Measuring achievement and skills is fundamental in educational research and practice. The usefulness and interpretation of different measures depend on the goals of the assessment, the underlying theoretical account and its methodological implications, and the quality of the assessment itself. Preceded by an introduction, the present chapter first discusses general conceptual and terminological issues and challenges with a focus on the structure of cognitive and academic abilities and the implications for the measurement of skills and achievement. In the next section, we present three different views on competencies as major achievements due to learning and instruction (competencies conceptualized from a functional literacy perspective; modelled with reference to cognitive structures and processes and with reference to subcomponents or qualifications) and draw some general conclusions with respect to the assessment and interpretation of these measures. In the last section, we describe standards and modes of assessment, thereby differentiating between purposes of assessment, standards of test construction and modes of assessment. Implications for (sociological) research are indicated.
Sabine Weinert, Manja Attig and Hans-Günther Roßbach

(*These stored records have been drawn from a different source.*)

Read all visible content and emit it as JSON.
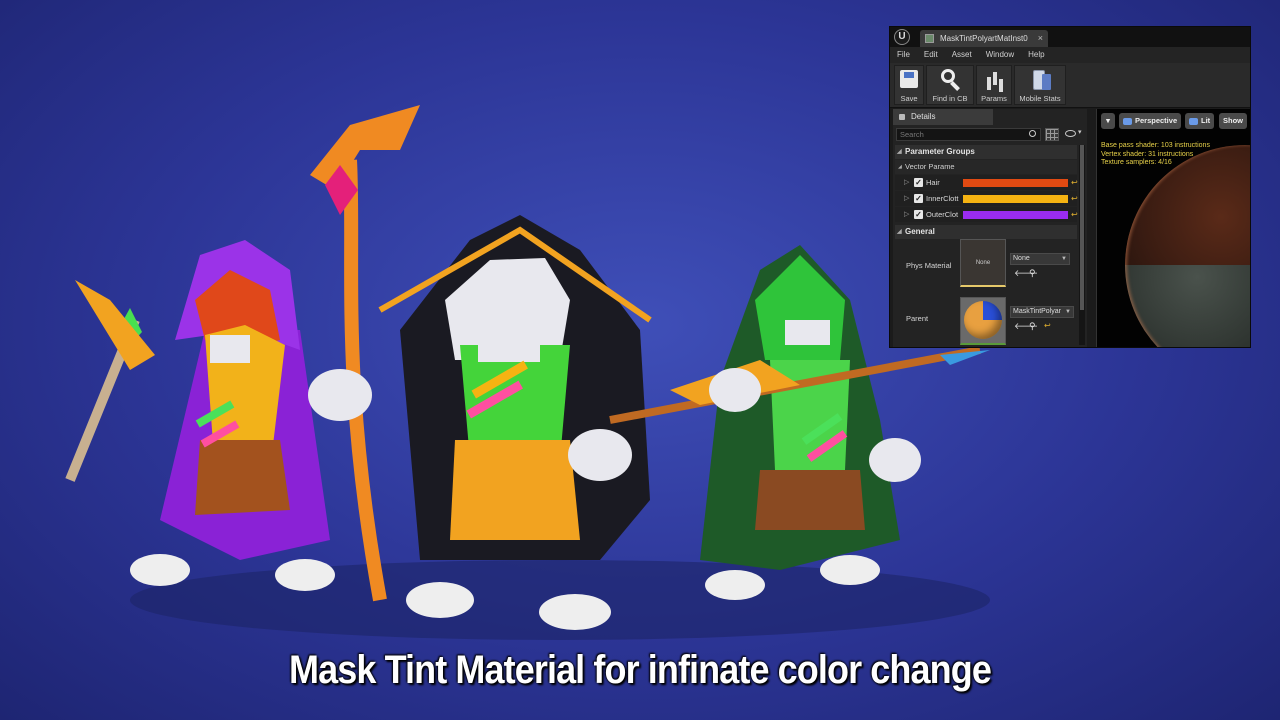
{
  "caption": "Mask Tint Material for infinate color change",
  "colors": {
    "hair": "#e14a12",
    "inner_cloth": "#f5b312",
    "outer_cloth": "#9a2cf0",
    "accent_reset": "#e0b030",
    "stats_text": "#e8d24a"
  },
  "editor": {
    "tab_label": "MaskTintPolyartMatInst0",
    "menu": [
      "File",
      "Edit",
      "Asset",
      "Window",
      "Help"
    ],
    "toolbar": {
      "save": "Save",
      "find_in_cb": "Find in CB",
      "params": "Params",
      "mobile_stats": "Mobile Stats"
    },
    "details": {
      "tab_label": "Details",
      "search_placeholder": "Search",
      "parameter_groups": "Parameter Groups",
      "vector_params": "Vector Parame",
      "params": [
        {
          "name": "Hair",
          "checked": true,
          "color": "#e14a12"
        },
        {
          "name": "InnerClott",
          "checked": true,
          "color": "#f5b312"
        },
        {
          "name": "OuterClot",
          "checked": true,
          "color": "#9a2cf0"
        }
      ],
      "general": "General",
      "phys_material_label": "Phys Material",
      "phys_material_thumb": "None",
      "phys_material_value": "None",
      "parent_label": "Parent",
      "parent_value": "MaskTintPolyar"
    },
    "viewport": {
      "perspective": "Perspective",
      "lit": "Lit",
      "show": "Show",
      "stats": [
        "Base pass shader: 103 instructions",
        "Vertex shader: 31 instructions",
        "Texture samplers: 4/16"
      ]
    }
  }
}
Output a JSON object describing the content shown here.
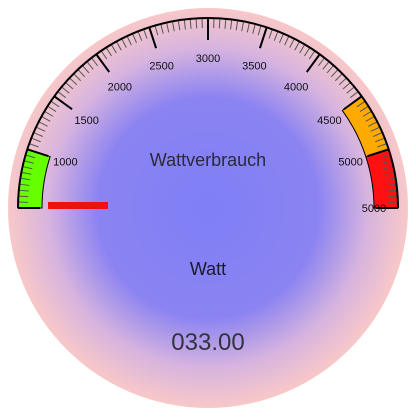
{
  "gauge": {
    "title": "Wattverbrauch",
    "unit": "Watt",
    "value_text": "033.00",
    "value": 33,
    "min": 0,
    "max": 5000,
    "major_ticks": [
      {
        "value": 500,
        "label": "1000"
      },
      {
        "value": 1000,
        "label": "1500"
      },
      {
        "value": 1500,
        "label": "2000"
      },
      {
        "value": 2000,
        "label": "2500"
      },
      {
        "value": 2500,
        "label": "3000"
      },
      {
        "value": 3000,
        "label": "3500"
      },
      {
        "value": 3500,
        "label": "4000"
      },
      {
        "value": 4000,
        "label": "4500"
      },
      {
        "value": 4500,
        "label": "5000"
      },
      {
        "value": 5000,
        "label": "5000"
      }
    ],
    "zones": [
      {
        "from": 0,
        "to": 500,
        "color": "#66ff00"
      },
      {
        "from": 4000,
        "to": 4500,
        "color": "#ffaa00"
      },
      {
        "from": 4500,
        "to": 5000,
        "color": "#ff1111"
      }
    ],
    "colors": {
      "outer_glow": "#f8c6c6",
      "center": "#8a7df2",
      "needle": "#ee1111",
      "tick": "#000000"
    }
  }
}
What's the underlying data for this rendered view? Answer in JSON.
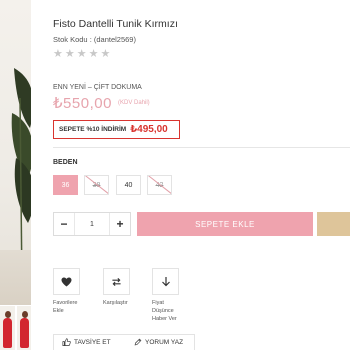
{
  "product": {
    "title": "Fisto Dantelli Tunik Kırmızı",
    "sku": "Stok Kodu : (dantel2569)",
    "rating_stars": "★★★★★",
    "rating": 0
  },
  "pricing": {
    "tag": "ENN YENİ – ÇİFT DOKUMA",
    "price": "₺550,00",
    "vat_note": "(KDV Dahil)",
    "discount_label": "SEPETE %10 İNDİRİM",
    "discount_price": "₺495,00"
  },
  "sizes": {
    "label": "BEDEN",
    "options": [
      {
        "label": "36",
        "state": "selected"
      },
      {
        "label": "38",
        "state": "unavailable"
      },
      {
        "label": "40",
        "state": "available"
      },
      {
        "label": "42",
        "state": "unavailable"
      }
    ]
  },
  "quantity": {
    "minus": "−",
    "value": "1",
    "plus": "+"
  },
  "cart": {
    "add_label": "SEPETE EKLE"
  },
  "actions": {
    "favorites": "Favorilere Ekle",
    "compare": "Karşılaştır",
    "price_alert": "Fiyat Düşünce Haber Ver"
  },
  "bottom": {
    "recommend": "TAVSİYE ET",
    "review": "YORUM YAZ"
  },
  "colors": {
    "accent_pink": "#efa3ae",
    "price_pink": "#e7a4ad",
    "discount_red": "#d9342f",
    "gold": "#dec59a"
  }
}
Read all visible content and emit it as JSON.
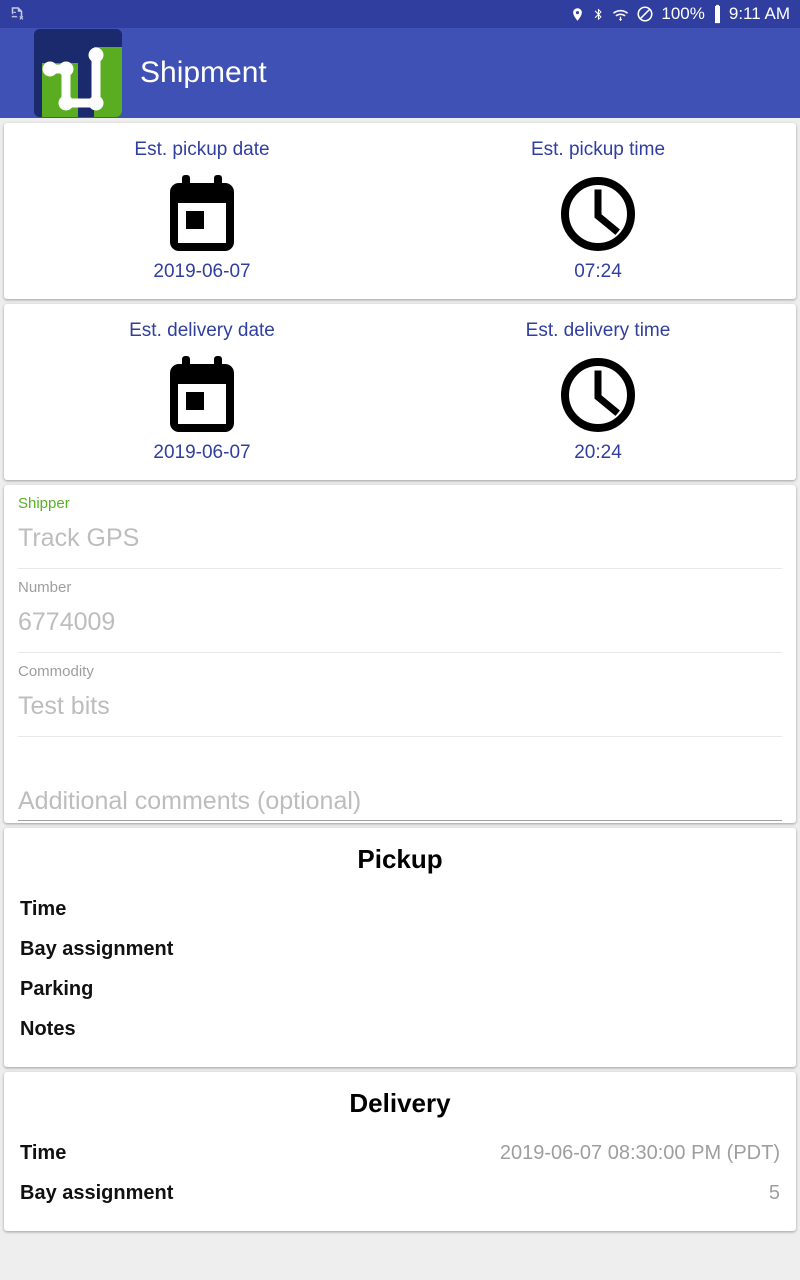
{
  "status_bar": {
    "sim_icon": "sim-card-off-icon",
    "icons": [
      "location-pin-icon",
      "bluetooth-icon",
      "wifi-download-icon",
      "do-not-disturb-icon"
    ],
    "battery_percent": "100%",
    "battery_icon": "battery-full-icon",
    "clock": "9:11 AM",
    "background_color": "#303f9f"
  },
  "app_bar": {
    "title": "Shipment",
    "logo_icon": "route-waypoints-logo",
    "background_color": "#3f51b5",
    "logo_colors": {
      "navy": "#1a2a6c",
      "green": "#5aad21",
      "path": "#ffffff"
    }
  },
  "pickup_estimate_card": {
    "date": {
      "label": "Est. pickup date",
      "icon": "calendar-icon",
      "value": "2019-06-07"
    },
    "time": {
      "label": "Est. pickup time",
      "icon": "clock-icon",
      "value": "07:24"
    },
    "accent_color": "#303f9f"
  },
  "delivery_estimate_card": {
    "date": {
      "label": "Est. delivery date",
      "icon": "calendar-icon",
      "value": "2019-06-07"
    },
    "time": {
      "label": "Est. delivery time",
      "icon": "clock-icon",
      "value": "20:24"
    },
    "accent_color": "#303f9f"
  },
  "details_form": {
    "accent_color": "#58b024",
    "fields": [
      {
        "label": "Shipper",
        "value": "Track GPS",
        "label_accent": true
      },
      {
        "label": "Number",
        "value": "6774009",
        "label_accent": false
      },
      {
        "label": "Commodity",
        "value": "Test bits",
        "label_accent": false
      }
    ],
    "comments": {
      "placeholder": "Additional comments (optional)",
      "value": ""
    }
  },
  "pickup_section": {
    "title": "Pickup",
    "rows": [
      {
        "key": "Time",
        "value": ""
      },
      {
        "key": "Bay assignment",
        "value": ""
      },
      {
        "key": "Parking",
        "value": ""
      },
      {
        "key": "Notes",
        "value": ""
      }
    ]
  },
  "delivery_section": {
    "title": "Delivery",
    "rows": [
      {
        "key": "Time",
        "value": "2019-06-07 08:30:00 PM (PDT)"
      },
      {
        "key": "Bay assignment",
        "value": "5"
      }
    ]
  }
}
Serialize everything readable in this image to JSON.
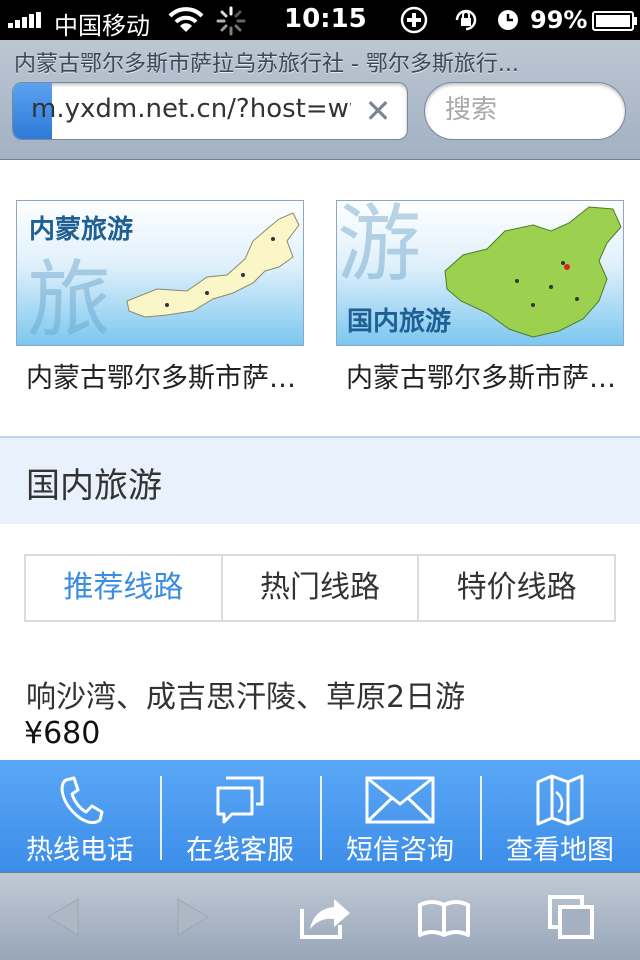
{
  "status_bar": {
    "carrier": "中国移动",
    "time": "10:15",
    "battery_percent": "99%",
    "battery_level": 0.99,
    "icons": [
      "signal-icon",
      "wifi-icon",
      "loading-spinner-icon",
      "plus-circle-icon",
      "rotation-lock-icon",
      "alarm-icon",
      "battery-charging-icon"
    ]
  },
  "browser": {
    "page_title": "内蒙古鄂尔多斯市萨拉乌苏旅行社 - 鄂尔多斯旅行...",
    "url": "m.yxdm.net.cn/?host=www",
    "load_progress": 0.1,
    "search_placeholder": "搜索",
    "clear_icon": "close-icon"
  },
  "featured": [
    {
      "image_text": "内蒙旅游",
      "image_glyph": "旅",
      "caption": "内蒙古鄂尔多斯市萨拉乌苏旅行社"
    },
    {
      "image_text": "国内旅游",
      "image_glyph": "游",
      "caption": "内蒙古鄂尔多斯市萨拉乌苏旅行社"
    }
  ],
  "section": {
    "heading": "国内旅游"
  },
  "tabs": [
    {
      "label": "推荐线路",
      "active": true
    },
    {
      "label": "热门线路",
      "active": false
    },
    {
      "label": "特价线路",
      "active": false
    }
  ],
  "route": {
    "title": "响沙湾、成吉思汗陵、草原2日游",
    "price": "¥680"
  },
  "contact_bar": [
    {
      "label": "热线电话",
      "icon": "phone-icon"
    },
    {
      "label": "在线客服",
      "icon": "chat-icon"
    },
    {
      "label": "短信咨询",
      "icon": "envelope-icon"
    },
    {
      "label": "查看地图",
      "icon": "map-icon"
    }
  ],
  "toolbar": {
    "icons": [
      "back-arrow-icon",
      "forward-arrow-icon",
      "share-icon",
      "bookmarks-icon",
      "tabs-icon"
    ]
  },
  "colors": {
    "accent": "#3b8de2",
    "contact_bar": "#4a9af0",
    "section_bg": "#e9f2fc"
  }
}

Social disparities emerge rather early in development and are well documented when children are three years of age. The present chapter focuses on their early roots and emergence using data of a German large-scale infant cohort study (first assessment wave) when children were about six to eight months of age. Drawing on a bio-ecological model of child development, the chapter reports on analyses of social disparities in the home-learning environment, i.e. the quality of mother’s interaction behaviour, on the one hand, and social disparities in various indicators of early child development (e.g. sensorimotor development, information processing, child characteristics in mother–child interaction) on the other. As expected the child’s and mother’s behaviour in mother–child interaction proved to be highly interrelated; however, social disparities were mainly observable in the mother’s behaviour and hardly any in early child development.